Family deals with devastating effects of Huntington's disease
Huntington’s disease has robbed Scott Villwock of the ability to walk and talk as he once did, but with the help and determination of his family he continues to do what he loves in life.
Whether it be fishing or attending his children’s sporting events, Scott continues to participate, even as the disease that has no treatment or cure continues to attack his brain.
“Scott understands what is going on around him,” said his wife, Kristi (Kilgore) Villwock. “The challenge is the communication.”
Scott recognizes people, Kristi said, but when asked a question he may answer, he may not answer or he may answer in an hour.
Scott was diagnosed with Huntington’s disease eight years ago, at age 40. His daughter, Quin, now a Forestview Middle School fifth-grader, was just 3 years old; his son, Cade, now a Nisswa Elementary School fourth-grader, was 2.
Huntington’s disease is an inherited brain disorder that typically begins in mid-life. It’s caused by a dominant gene that causes certain brain cells to deteriorate. Early symptoms may affect cognitive ability or mobility and include depression, mood swings, forgetfulness, speech impairment, clumsiness, involuntary twitching and lack of coordination.
The disease slowly diminishes a person’s ability to walk, think, talk and reason. As it progresses, concentration and short-term memory diminish and involuntary movements of the head, trunk and limbs increase.
Walking, speaking and swallowing abilities deteriorate, and eventually a person with Huntington’s disease becomes totally dependent upon others for care.
That’s where Scott is at, and it’s the reason a benefit for the Villwock family of rural Brainerd will be held Feb. 9 at Cragun’s Legacy Golf Course Clubhouse off County Road 77 in East Gull Lake.
Kristi said the first sign that something was wrong with Scott occurred when a friend who owns a hair salon said it seemed Scott was struggling to write a check after a haircut.
“I hadn’t really noticed anything. I asked if he noticed anything weird or strange and he said no,” Kristi said.
A few months later the couple was out for dinner and it was loud so Kristi couldn’t hear what Scott was saying. She tried to read his lips when she noticed his mouth was making strange, distorted movements.
The Villwocks visited doctors in Brainerd, St. Cloud and the University of Minnesota over about eight months before learning the devastating news of the Huntington’s disease diagnosis.

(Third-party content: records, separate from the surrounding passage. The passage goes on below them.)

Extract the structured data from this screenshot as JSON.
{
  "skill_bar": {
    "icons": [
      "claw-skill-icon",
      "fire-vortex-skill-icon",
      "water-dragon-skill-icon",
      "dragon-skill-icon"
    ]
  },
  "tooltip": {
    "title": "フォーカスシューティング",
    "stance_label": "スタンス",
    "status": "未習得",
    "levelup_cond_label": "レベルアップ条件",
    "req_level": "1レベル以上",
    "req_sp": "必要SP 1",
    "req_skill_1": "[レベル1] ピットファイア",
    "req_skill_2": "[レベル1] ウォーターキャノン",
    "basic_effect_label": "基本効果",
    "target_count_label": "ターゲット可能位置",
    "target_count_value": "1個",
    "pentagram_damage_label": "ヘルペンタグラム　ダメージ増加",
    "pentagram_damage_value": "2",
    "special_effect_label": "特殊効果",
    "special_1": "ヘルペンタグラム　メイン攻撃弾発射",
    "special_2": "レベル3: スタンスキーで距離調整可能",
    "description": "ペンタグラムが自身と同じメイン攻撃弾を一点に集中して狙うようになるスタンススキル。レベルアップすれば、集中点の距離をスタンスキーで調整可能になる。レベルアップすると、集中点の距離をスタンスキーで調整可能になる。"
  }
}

“We didn’t know it ran in the family. He’s the first in the family known to have it,” Kristi said. “It’s genetic.”
Scott remained self-sufficient for the first three years after his diagnosis. As the disease progressed, his slurred speech and unsteady gate led others to believe he was intoxicated, which was hard for the family.
Then, in 2007, Scott wasn’t able to drive anymore. He had to give up his business, Mobile Communications, that he operated for six years from his garage.
Last March, Scott fell and fractured his arm. He’s deteriorated quite quickly ever since.
“It went from his showering and getting dressed and making breakfast to needing help with everything,” Kristi said, noting it’s often hard for the family to go out in public with Scott amid stares from people who don’t know them and what they are going through.
While she’d seen slight declines and then plateaus in Scott’s health since his diagnosis, the deterioration in the past nearly year was shocking.
“I knew that eventually these things were going to happen, but no amount of reading can prepare you for what it’s like to live with it,” Kristi said. “And I didn’t think it would happen so fast.”
She said Quin and Cade are very well adjusted and happy, and Scott’s parents, Gary and Lola Villwock, have been a big help by taking care of Scott during the weekdays when Kristi works.
Scott needs more social interaction, Kristi said, noting he’s at every hockey practice and every game for Cade.
“When he’s home we try to keep him walking as much as possible, but we have to be right with him,” Kristi said.
If there’s one thing Kristi wants people to know, it’s that deep down Scott is the same man he’s always been.
“Please talk to him. He does understand what you’re saying,” she said. “He does have a sense of humor. He laughs. He knows what’s going on. He’s very aware.”
In fact, Scott participated in the Brainerd Jaycees Ice Fishing Extravaganza a couple of weeks ago on Gull Lake in bitterly cold and windy conditions. He hasn’t missed an extravaganza yet. He also fishes in a summer league with his brother, Mike.
“We’re really trying to keep him active,” Kristi said, noting many Huntington’s patients die not from the disease itself, but from side effects like choking, pneumonia and even suicide. So they also watch for depression.
She said she never thought she’d be on the receiving end of a benefit.
“People have just been wonderful,” Kristi said. “It’s just amazing how many people have gotten involved and wanted to help.”
But the one person she admires most is her husband, Scott.
“If there’s a hero in the whole thing, it’s him, because he’s never complained,” Kristi said through tears. “He’s never bitter or angry. He never asks, ‘Why me.’ He’s always been thoughtful and kind. That’s the amazing thing, he just goes with the flow.”